A simple way to get faster image delivery is to store your images on a remote site. The easiest way to do this is to create a folder on Google Drive and share the folder. Upload your images there and then link to the image URL. Just upload your image then click on details in Google Drive (right column) and near the bottom of the right side of the page you will see a link to the hosted folder. Open that link, find your image and then right click it and copy the link address. Then when you add an image in something like WordPress you can simply load it from the URL. Note:The image for this article was delivered from Google Drive.

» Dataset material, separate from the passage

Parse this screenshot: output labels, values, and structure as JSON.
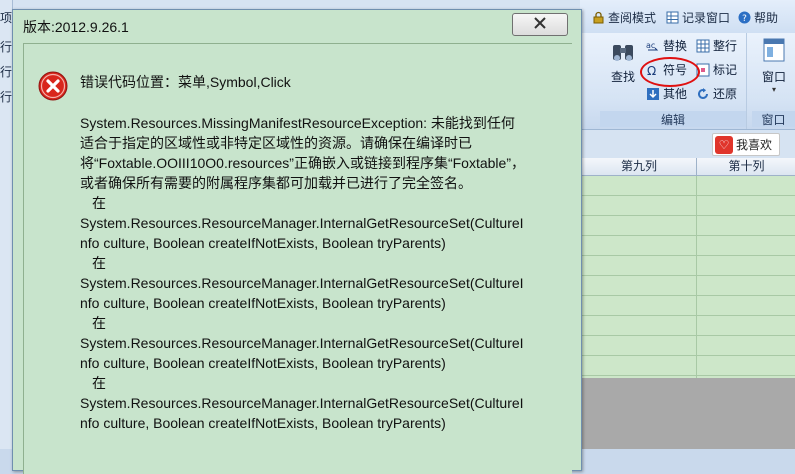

I have now installed both Concrete5 and Drupal onto this little tablet and both of them seem to function just fine. So I am thinking that if you ran a small business with a cable connection, you could actually run your web site on a small inexpensive tablet rather than blowing a bunch of cash on a server or paying a lot for web hosting.
It’s only a thought of course, but it really is plausible for a small business that only gets a few dozen hits per day to easily run a tablet server. No big hassles of using you laptop or desktop as a server and low power consumption. Just charge the tablet before you head home and and it will easily run all night.
It is just a thought, but this site is proof that it can be done. (If you root your tablet you could then run on port 80 and not have to have the :8080 in your web address.
06 July: 0300, update: Concrete5 has some email issues, as in it doesn’t work, so if you need to allow users to register or submit forms, it ain’t going to hack the program. Drupal functions just fine in the email sending department.
After running the web server here for a day or so I have decided that I’m pretty much going to leave the web server permanently on my Asus tablet and run a semi-permanent blog covering all the software I’ll be testing on here.
I think my next attempt will be to try Joomla or Drupal and see how they work out. I am also thinking of trying some CGI based software to see how that works.
Stay tuned to see what’s next. Of course I will eventually blow up the server, but that is no big deal.
So today I set up this tablet with a server app from Google Play called KSWeb. This is a short follow up to my earlier post. It is obviously doing the job or you would not be reading this article. [Yes, you are reading this post from a server located on an Asus MeMo Pad HD7.] I found it easier to set up than a Linux virtual machine. Considering my regular WordPress site runs on an ancient Duron powered Linux box, this server is a comparative power house. A quad-core processor is obviously much faster than a single old AMD Duron.
So having a spare little server that runs on just about anything Android is a handy tool indeed. I get to play with themes and different type CMS systems to see what I like and don’t like. File permissions are not an issue as they sometimes can be in Linux.
If you have even a slim understanding of how to set up your router and use port forwarding then it is very simple to be up and running in less than 15 minutes.
It is sort of a must have for geeks. Those who don’t speak geek simply won’t understand, but at least now you know that next time you are reading a wordpress type blog site, it might just be running on your neighbor’s $50 droid tablet or on someone’s old android phone.
There are downsides of course. You would pretty much have to leave your tablet or phone always plugged in to a charger to keep your site online. On the other hand if you want to show a computer client something, it is rather handy to have your web server with you.
I was bored last night so I decided to check on running a web server on my android tablet. I really didn’t expect to find anything but I was mildly surprised to find that you certainly could run one on a tablet or even on your smartphone.
So I went ahead and installed the KSWeb server on my tablet. I then installed WordPress on the tablet. The Ksweb app has Mysql, php5 , ftp and phpmyadmin and a web interface to edit settings.
It works amazingly well. If you are reading this you are accessing my tablet’s web server. Pretty slick isn’t it? I am using it to test some themes for a web site I manage for a local car dealer. Makes it rather easy to play around.
If you would like some serious info and tips on how to accomplish this stuff on your phone or tablet check out this website at blog.laptopmag.com.
Obviously some features won’t work, such as email (that might be the next project). Below is a shot of the web interface for changing your settings via browser.